though we may not see it right now, though we may have even given up on God’s providence.


In Paul’s letter to the church in Ephesus, he writes that, by the power at work within us,

 God is able to accomplish abundantly far more than all we can ask or imagine.

 I confess to having a pretty lively imagination.

I can imagine some wonderful things happening within the next year.

I confess to being bold enough to make some serious asks of God.

Is God able to accomplish abundantly far more than what I can ask or imagine?!

Is anything too wonderful for the Lord?

Is anything too difficult for God?


In that letter to the Ephesians, chapter 3, Paul offers this prayer:

I pray that you may have the power to comprehend, with all the saints,

what is the breadth and length and height and depth,

and to know the love of Christ that surpasses knowledge,

so that you may be filled with all the fullness of God.
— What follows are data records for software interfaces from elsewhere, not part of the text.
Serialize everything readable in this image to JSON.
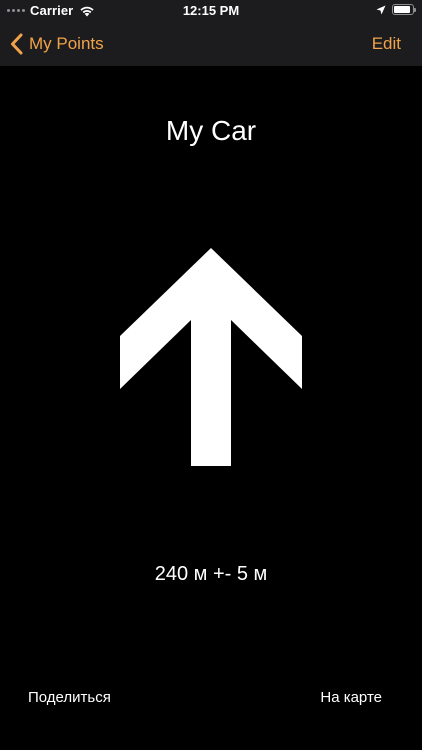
{
  "status_bar": {
    "carrier": "Carrier",
    "time": "12:15 PM",
    "battery_level": 0.9
  },
  "nav": {
    "back_label": "My Points",
    "edit_label": "Edit"
  },
  "point": {
    "name": "My Car",
    "distance": "240 м +- 5 м"
  },
  "actions": {
    "share_label": "Поделиться",
    "map_label": "На карте"
  },
  "colors": {
    "accent": "#f0a34a",
    "background": "#000000",
    "bar_background": "#1c1c1e"
  }
}
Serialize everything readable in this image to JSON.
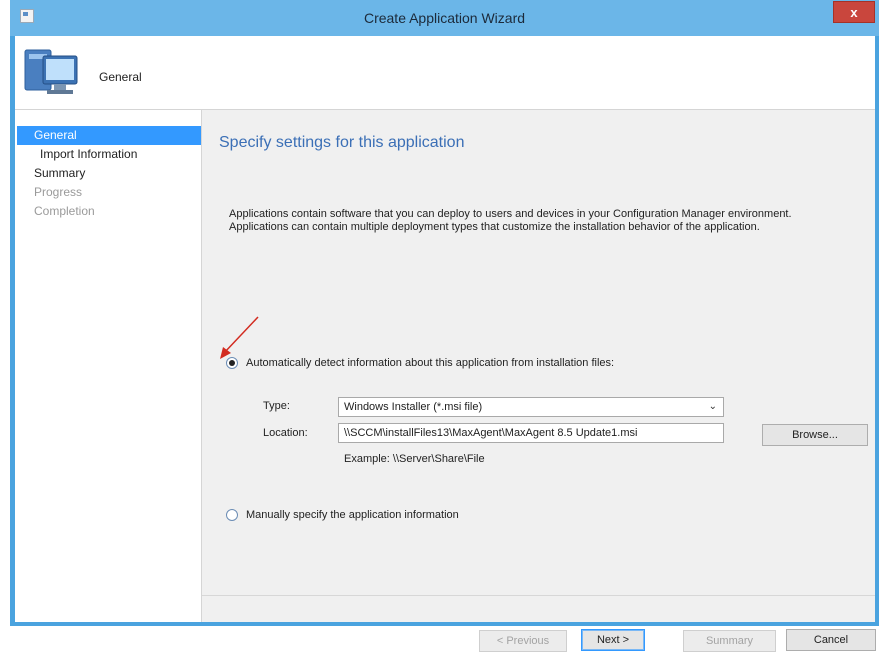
{
  "window": {
    "title": "Create Application Wizard",
    "close_label": "x"
  },
  "header": {
    "title": "General"
  },
  "nav": {
    "items": [
      {
        "label": "General"
      },
      {
        "label": "Import Information"
      },
      {
        "label": "Summary"
      },
      {
        "label": "Progress"
      },
      {
        "label": "Completion"
      }
    ]
  },
  "content": {
    "title": "Specify settings for this application",
    "description_line1": "Applications contain software that you can deploy to users and devices in your Configuration Manager environment.",
    "description_line2": "Applications can contain multiple deployment types that customize the installation behavior of the application.",
    "auto_detect_label": "Automatically detect information about this application from installation files:",
    "type_label": "Type:",
    "type_value": "Windows Installer (*.msi file)",
    "location_label": "Location:",
    "location_value": "\\\\SCCM\\installFiles13\\MaxAgent\\MaxAgent 8.5 Update1.msi",
    "example_text": "Example: \\\\Server\\Share\\File",
    "browse_label": "Browse...",
    "manual_label": "Manually specify the application information"
  },
  "footer": {
    "previous_label": "< Previous",
    "next_label": "Next >",
    "summary_label": "Summary",
    "cancel_label": "Cancel"
  },
  "colors": {
    "accent": "#3399ff",
    "title_text": "#3b6fb6",
    "annotation_arrow": "#d22b20"
  }
}
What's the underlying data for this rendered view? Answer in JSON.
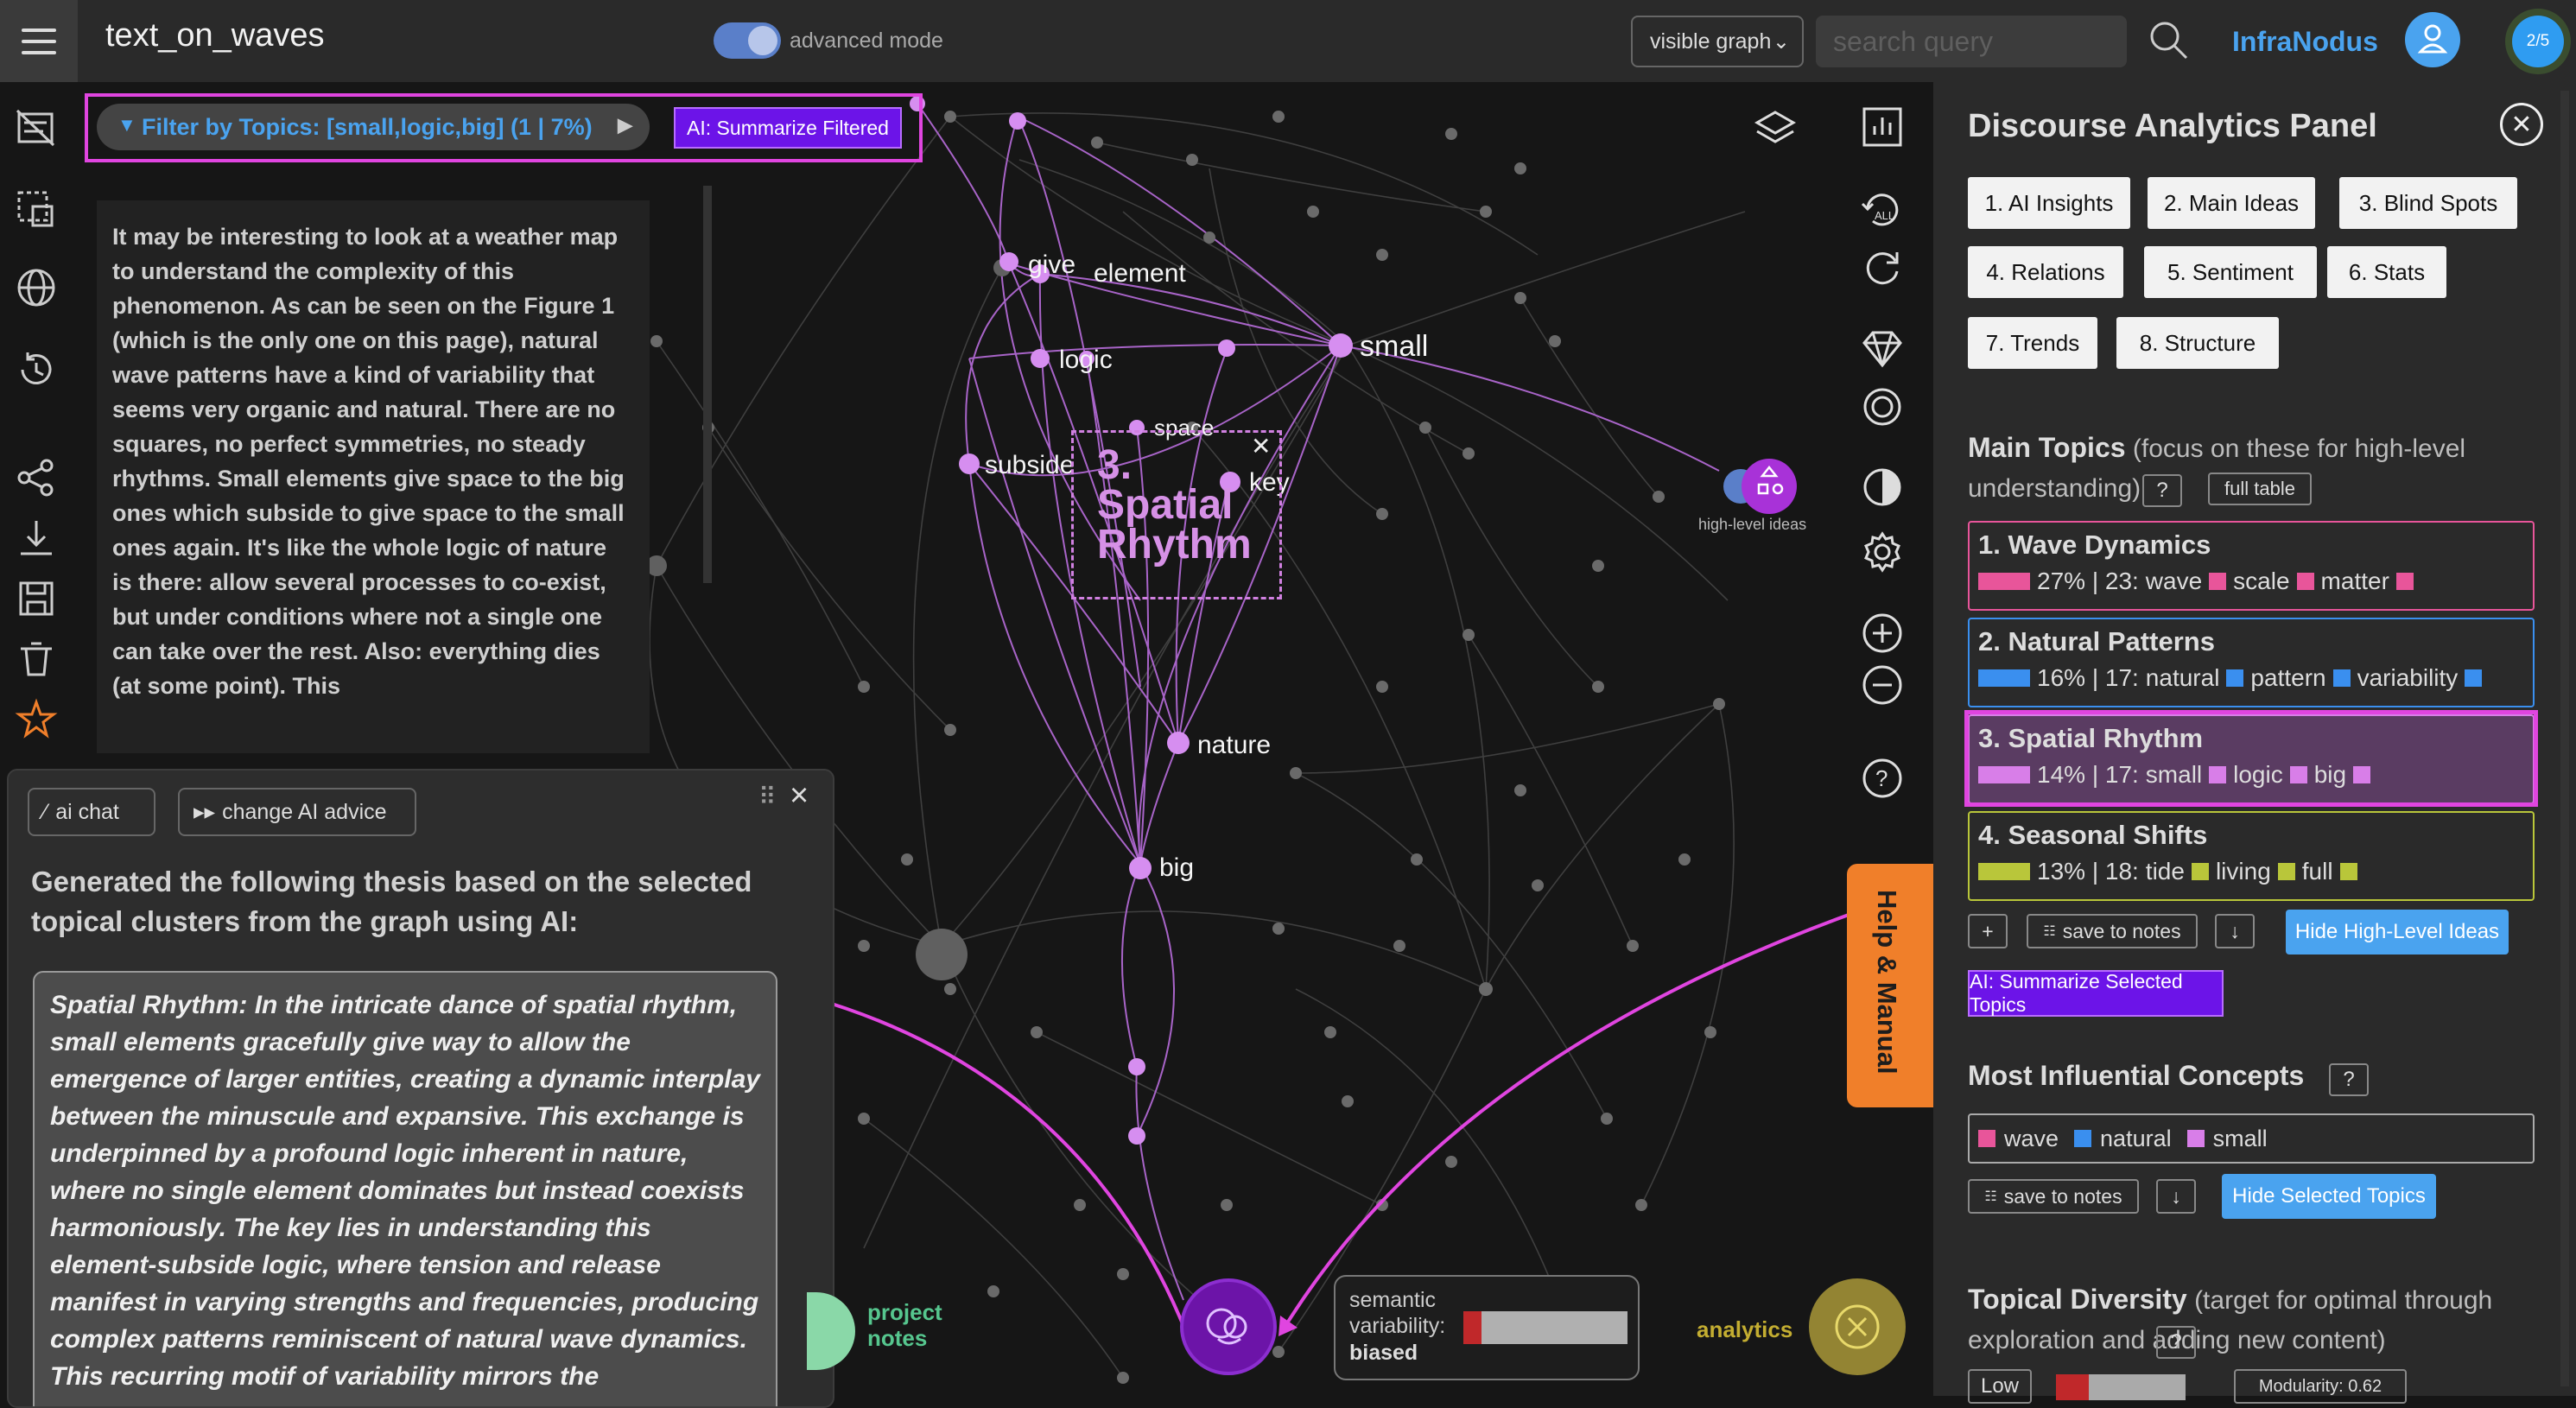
{
  "app": {
    "title": "text_on_waves",
    "advanced_mode_label": "advanced mode",
    "advanced_mode_on": true,
    "graph_select_value": "visible graph",
    "search_placeholder": "search query",
    "brand": "InfraNodus",
    "progress": "2/5"
  },
  "filter": {
    "label": "Filter by Topics: [small,logic,big] (1 | 7%)",
    "summarize_label": "AI: Summarize Filtered"
  },
  "text_panel": {
    "content": "It may be interesting to look at a weather map to understand the complexity of this phenomenon. As can be seen on the Figure 1 (which is the only one on this page), natural wave patterns have a kind of variability that seems very organic and natural. There are no squares, no perfect symmetries, no steady rhythms. Small elements give space to the big ones which subside to give space to the small ones again. It's like the whole logic of nature is there: allow several processes to co-exist, but under conditions where not a single one can take over the rest. Also: everything dies (at some point). This"
  },
  "ai_panel": {
    "chat_label": "ai chat",
    "advice_label": "change AI advice",
    "heading": "Generated the following thesis based on the selected topical clusters from the graph using AI:",
    "result": "Spatial Rhythm: In the intricate dance of spatial rhythm, small elements gracefully give way to allow the emergence of larger entities, creating a dynamic interplay between the minuscule and expansive. This exchange is underpinned by a profound logic inherent in nature, where no single element dominates but instead coexists harmoniously. The key lies in understanding this element-subside logic, where tension and release manifest in varying strengths and frequencies, producing complex patterns reminiscent of natural wave dynamics. This recurring motif of variability mirrors the"
  },
  "graph": {
    "nodes": {
      "give": "give",
      "element": "element",
      "logic": "logic",
      "small": "small",
      "space": "space",
      "subside": "subside",
      "key": "key",
      "nature": "nature",
      "big": "big"
    },
    "cluster_label": "3. Spatial Rhythm",
    "high_level_label": "high-level ideas",
    "help_label": "Help & Manual",
    "notes_label": "project notes",
    "variability_label": "semantic variability:",
    "variability_value": "biased",
    "variability_level": 0.11,
    "analytics_label": "analytics"
  },
  "panel": {
    "title": "Discourse Analytics Panel",
    "tabs": [
      "1. AI Insights",
      "2. Main Ideas",
      "3. Blind Spots",
      "4. Relations",
      "5. Sentiment",
      "6. Stats",
      "7. Trends",
      "8. Structure"
    ],
    "main_topics_title": "Main Topics",
    "main_topics_note": "(focus on these for high-level understanding)",
    "help_q": "?",
    "full_table": "full table",
    "topics": [
      {
        "title": "1. Wave Dynamics",
        "meta": "27% | 23:",
        "words": [
          "wave",
          "scale",
          "matter"
        ],
        "color": "#e8559a",
        "percent": 27
      },
      {
        "title": "2. Natural Patterns",
        "meta": "16% | 17:",
        "words": [
          "natural",
          "pattern",
          "variability"
        ],
        "color": "#3a8fef",
        "percent": 16
      },
      {
        "title": "3. Spatial Rhythm",
        "meta": "14% | 17:",
        "words": [
          "small",
          "logic",
          "big"
        ],
        "color": "#d87ee8",
        "percent": 14
      },
      {
        "title": "4. Seasonal Shifts",
        "meta": "13% | 18:",
        "words": [
          "tide",
          "living",
          "full"
        ],
        "color": "#b9c63a",
        "percent": 13
      }
    ],
    "plus": "+",
    "save_to_notes": "save to notes",
    "download": "↓",
    "hide_high_level": "Hide High-Level Ideas",
    "summarize_topics": "AI: Summarize Selected Topics",
    "influential_title": "Most Influential Concepts",
    "influential": [
      {
        "word": "wave",
        "color": "#e8559a"
      },
      {
        "word": "natural",
        "color": "#3a8fef"
      },
      {
        "word": "small",
        "color": "#d87ee8"
      }
    ],
    "hide_selected": "Hide Selected Topics",
    "diversity_title": "Topical Diversity",
    "diversity_note": "(target for optimal through exploration and adding new content)",
    "diversity_value": "Low",
    "modularity": "Modularity: 0.62"
  }
}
Now to him who by the power at work within us is able to accomplish

abundantly far more than all we can ask or imagine,

to him be glory in the church and in Christ Jesus to all generations, for ever and ever. Amen. 

(Ephesians 3:18-20)


Friends, do not be conformed to the standards of this world,

do not be limited to the expectations of this world,

do not be bound by the cynicism or despair of this world,

do not be afraid by the scarcity mentality of this world,

but let God transform you inwardly by the renewing of your minds. (Romans 12:2)

Because then, we will be able to discern what is the will of God –

what is good and acceptable and pleasing to God.          

And then, to God will be the glory – in your life, in this church, in this nation.




Rev. Dr. Todd Speed

Decatur Presbyterian Church

Decatur, Georgia